Fly traps for the horse farm can be very appealing, especially when the little buggers won’t quit pestering you or your horses. Sticky fly tape, UV attractors with sticky pads, commercial fly traps and bug zappers can help you annihilate flies around the horse farm.
Manufacturers design most traps specifically to attract certain fly species and those that use smelly bait particularly target houseflies. In contrast, stable flies home in on a horse’s physical shape and odor and are best caught with traps specific to them—visual cues rather than smelly bait as attractants.
Commercial Fly Traps
One commercial nonchemical flytrap is called the Epps Biting Fly Trap (Horseline Products) that is “engineered to exploit the behavior of biting flies.” The trap resembles the shape of a horse and as the fly approaches its prey by circling over or under the pseudo-horse’s form, it is forced into a bin full of soapy water. Soap alters the water’s surface tension so the fly cannot extricate itself. The manufacturer claims that one trap can control flies on 20 acres and kill a pound of flies daily. It is reported to target stable flies, but also deer flies, horseflies and other biting flies.

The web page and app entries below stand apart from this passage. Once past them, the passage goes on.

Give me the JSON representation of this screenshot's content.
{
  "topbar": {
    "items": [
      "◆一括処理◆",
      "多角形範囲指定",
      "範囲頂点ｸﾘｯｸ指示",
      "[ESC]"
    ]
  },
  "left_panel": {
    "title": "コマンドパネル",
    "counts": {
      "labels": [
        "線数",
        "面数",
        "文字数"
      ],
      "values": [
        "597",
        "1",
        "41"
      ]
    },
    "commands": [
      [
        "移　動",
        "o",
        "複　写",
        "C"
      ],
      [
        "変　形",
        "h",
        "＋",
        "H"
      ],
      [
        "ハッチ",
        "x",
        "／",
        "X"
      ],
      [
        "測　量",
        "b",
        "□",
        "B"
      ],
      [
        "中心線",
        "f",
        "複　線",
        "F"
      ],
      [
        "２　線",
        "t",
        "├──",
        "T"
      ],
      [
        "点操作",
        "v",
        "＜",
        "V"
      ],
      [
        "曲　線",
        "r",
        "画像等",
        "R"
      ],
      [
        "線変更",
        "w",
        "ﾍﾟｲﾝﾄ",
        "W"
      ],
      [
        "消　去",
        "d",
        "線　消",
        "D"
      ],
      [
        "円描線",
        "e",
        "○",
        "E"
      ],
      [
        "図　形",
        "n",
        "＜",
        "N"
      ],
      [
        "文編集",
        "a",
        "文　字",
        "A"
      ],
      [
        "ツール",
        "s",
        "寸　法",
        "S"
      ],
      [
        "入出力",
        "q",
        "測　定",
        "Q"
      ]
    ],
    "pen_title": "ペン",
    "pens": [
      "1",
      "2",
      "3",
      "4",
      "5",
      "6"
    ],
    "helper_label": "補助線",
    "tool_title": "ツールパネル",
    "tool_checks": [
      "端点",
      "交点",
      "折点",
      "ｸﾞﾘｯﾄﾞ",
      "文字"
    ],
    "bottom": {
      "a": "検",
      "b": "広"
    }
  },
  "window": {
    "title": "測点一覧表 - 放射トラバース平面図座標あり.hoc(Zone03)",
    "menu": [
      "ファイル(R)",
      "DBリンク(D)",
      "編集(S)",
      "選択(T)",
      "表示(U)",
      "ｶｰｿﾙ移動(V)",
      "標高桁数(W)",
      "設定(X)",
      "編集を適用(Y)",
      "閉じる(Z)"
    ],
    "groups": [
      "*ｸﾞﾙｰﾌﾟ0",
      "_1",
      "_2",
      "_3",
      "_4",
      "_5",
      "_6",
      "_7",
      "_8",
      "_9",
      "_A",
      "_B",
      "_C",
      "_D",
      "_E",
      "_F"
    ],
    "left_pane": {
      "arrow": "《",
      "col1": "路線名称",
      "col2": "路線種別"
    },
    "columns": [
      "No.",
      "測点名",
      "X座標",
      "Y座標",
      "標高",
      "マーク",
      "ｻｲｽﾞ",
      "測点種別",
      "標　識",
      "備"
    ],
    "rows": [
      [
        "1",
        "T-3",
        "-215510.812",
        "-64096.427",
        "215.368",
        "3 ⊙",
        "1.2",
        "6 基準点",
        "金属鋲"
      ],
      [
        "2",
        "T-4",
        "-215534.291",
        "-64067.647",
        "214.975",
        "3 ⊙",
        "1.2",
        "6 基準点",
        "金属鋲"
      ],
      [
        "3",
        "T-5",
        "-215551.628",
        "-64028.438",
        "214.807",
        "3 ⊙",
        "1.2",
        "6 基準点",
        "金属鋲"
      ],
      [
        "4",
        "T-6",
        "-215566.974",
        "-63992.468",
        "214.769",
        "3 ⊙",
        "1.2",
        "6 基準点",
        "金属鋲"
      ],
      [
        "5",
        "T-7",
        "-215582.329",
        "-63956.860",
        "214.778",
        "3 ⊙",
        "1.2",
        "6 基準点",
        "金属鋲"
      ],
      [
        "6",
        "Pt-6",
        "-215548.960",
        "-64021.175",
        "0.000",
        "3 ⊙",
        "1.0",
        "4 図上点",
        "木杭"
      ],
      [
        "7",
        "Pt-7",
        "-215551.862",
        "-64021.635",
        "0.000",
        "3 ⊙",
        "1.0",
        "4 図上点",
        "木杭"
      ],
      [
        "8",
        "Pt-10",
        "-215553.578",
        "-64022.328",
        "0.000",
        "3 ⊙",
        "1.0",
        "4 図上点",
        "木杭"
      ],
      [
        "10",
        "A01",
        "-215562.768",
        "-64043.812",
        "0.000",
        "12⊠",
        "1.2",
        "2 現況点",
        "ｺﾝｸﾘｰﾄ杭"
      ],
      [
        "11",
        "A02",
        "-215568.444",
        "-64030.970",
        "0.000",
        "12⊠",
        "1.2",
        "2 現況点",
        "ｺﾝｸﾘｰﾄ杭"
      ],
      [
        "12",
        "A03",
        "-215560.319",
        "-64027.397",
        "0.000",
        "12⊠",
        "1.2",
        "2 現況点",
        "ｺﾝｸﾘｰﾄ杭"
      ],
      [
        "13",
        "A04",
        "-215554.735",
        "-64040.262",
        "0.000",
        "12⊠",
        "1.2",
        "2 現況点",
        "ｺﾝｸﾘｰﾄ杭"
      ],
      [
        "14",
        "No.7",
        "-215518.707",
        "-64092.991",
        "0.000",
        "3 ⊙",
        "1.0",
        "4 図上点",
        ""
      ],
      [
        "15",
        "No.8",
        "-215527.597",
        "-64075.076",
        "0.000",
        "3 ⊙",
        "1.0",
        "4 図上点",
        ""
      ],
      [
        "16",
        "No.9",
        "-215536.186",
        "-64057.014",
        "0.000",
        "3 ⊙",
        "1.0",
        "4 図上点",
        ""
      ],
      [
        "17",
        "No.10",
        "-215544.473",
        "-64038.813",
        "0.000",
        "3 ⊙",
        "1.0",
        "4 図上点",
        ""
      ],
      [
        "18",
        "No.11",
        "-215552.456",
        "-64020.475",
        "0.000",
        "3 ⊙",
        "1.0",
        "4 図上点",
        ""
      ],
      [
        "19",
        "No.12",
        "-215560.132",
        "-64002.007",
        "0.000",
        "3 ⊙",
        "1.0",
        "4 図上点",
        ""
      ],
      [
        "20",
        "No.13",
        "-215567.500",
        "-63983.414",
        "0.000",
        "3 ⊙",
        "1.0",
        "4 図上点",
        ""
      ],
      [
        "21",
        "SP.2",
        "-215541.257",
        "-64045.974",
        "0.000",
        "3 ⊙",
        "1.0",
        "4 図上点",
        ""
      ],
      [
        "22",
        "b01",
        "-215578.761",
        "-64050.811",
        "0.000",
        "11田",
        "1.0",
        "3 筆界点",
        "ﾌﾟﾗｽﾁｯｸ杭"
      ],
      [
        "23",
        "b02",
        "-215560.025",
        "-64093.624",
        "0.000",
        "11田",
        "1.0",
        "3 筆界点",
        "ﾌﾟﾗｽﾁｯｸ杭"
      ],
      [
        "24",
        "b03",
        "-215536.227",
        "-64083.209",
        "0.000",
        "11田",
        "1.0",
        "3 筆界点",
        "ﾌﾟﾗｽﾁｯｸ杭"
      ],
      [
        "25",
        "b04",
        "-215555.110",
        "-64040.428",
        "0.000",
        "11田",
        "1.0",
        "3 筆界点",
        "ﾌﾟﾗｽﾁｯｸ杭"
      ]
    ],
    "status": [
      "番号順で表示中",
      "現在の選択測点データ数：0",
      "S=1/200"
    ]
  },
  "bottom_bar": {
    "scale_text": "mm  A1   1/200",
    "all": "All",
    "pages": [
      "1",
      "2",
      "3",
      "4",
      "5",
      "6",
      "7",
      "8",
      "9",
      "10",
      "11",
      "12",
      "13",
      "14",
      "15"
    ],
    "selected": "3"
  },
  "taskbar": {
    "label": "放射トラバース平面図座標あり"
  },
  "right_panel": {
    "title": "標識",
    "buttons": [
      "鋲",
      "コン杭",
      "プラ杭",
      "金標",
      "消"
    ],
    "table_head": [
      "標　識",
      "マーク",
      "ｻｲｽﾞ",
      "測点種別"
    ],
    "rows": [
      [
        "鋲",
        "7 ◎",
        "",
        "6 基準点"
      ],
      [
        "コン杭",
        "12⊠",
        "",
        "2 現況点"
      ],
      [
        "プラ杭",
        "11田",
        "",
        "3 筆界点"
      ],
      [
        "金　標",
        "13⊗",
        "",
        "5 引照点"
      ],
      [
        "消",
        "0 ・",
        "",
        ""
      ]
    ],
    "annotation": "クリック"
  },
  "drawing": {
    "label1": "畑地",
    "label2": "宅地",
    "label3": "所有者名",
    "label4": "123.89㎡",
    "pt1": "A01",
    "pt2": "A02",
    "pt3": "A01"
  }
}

Another biting fly trap—Starbar Fly Terminator Pro (Farnam)—is a gallon jug that can trap up to 35,000 flies using a scent attractant.
Some commercial fly traps use poison, such as imidacloprid, in a sugar base (QuikBayt by Bayer). Insecticidal chemicals kill other invertebrates such as predator wasps, bees and ladybugs and are toxic to children, pets and chickens, for example.
You need to use fly traps as an adjunct to insect control; not as the primary strategy. They work best if you locate them throughout your horse property, at no more than 50-100 foot intervals. Most fly traps work best when placed low to the ground, less than four feet high.
Homemade Fly Traps for Horse Farms
Placing multiple fly traps around the property could get expensive. One simple, cost-effective way to help control flies on your farm, is making a homemade fly trap. Here’s what you need:
- A 2-liter empty plastic bottle or juice jug
- Scissors or mat knife
- Bait—rotting fruit or vegetables, sugar water, honey, horse manure
- A bit of soapy water
Cut the bottle in two, making the cut about one-fourth to one-third of the way down from the top so that the bottom part is longer than the top. You can discard the cap or cut a large fly-sized hole in it and leave it on. Place the bait and a couple of inches of soapy water in the bottom of the bottle. Turn the top section of the bottle upside down and insert into the bottom portion. Tape the two pieces together and, lo and behold, you have a perfect fly trap. Punch a couple of holes into the top of the unit, add a string, and it’s ready to hang in a sunny spot, low to the ground. Locate the trap close to fly breeding sites rather than in areas you’d rather they not come.
The flies fly into the funnel to the bait but can’t find a way back out, generally falling into the water in their attempts. Once full and/or too smelly to be tolerated, discard that container and begin anew.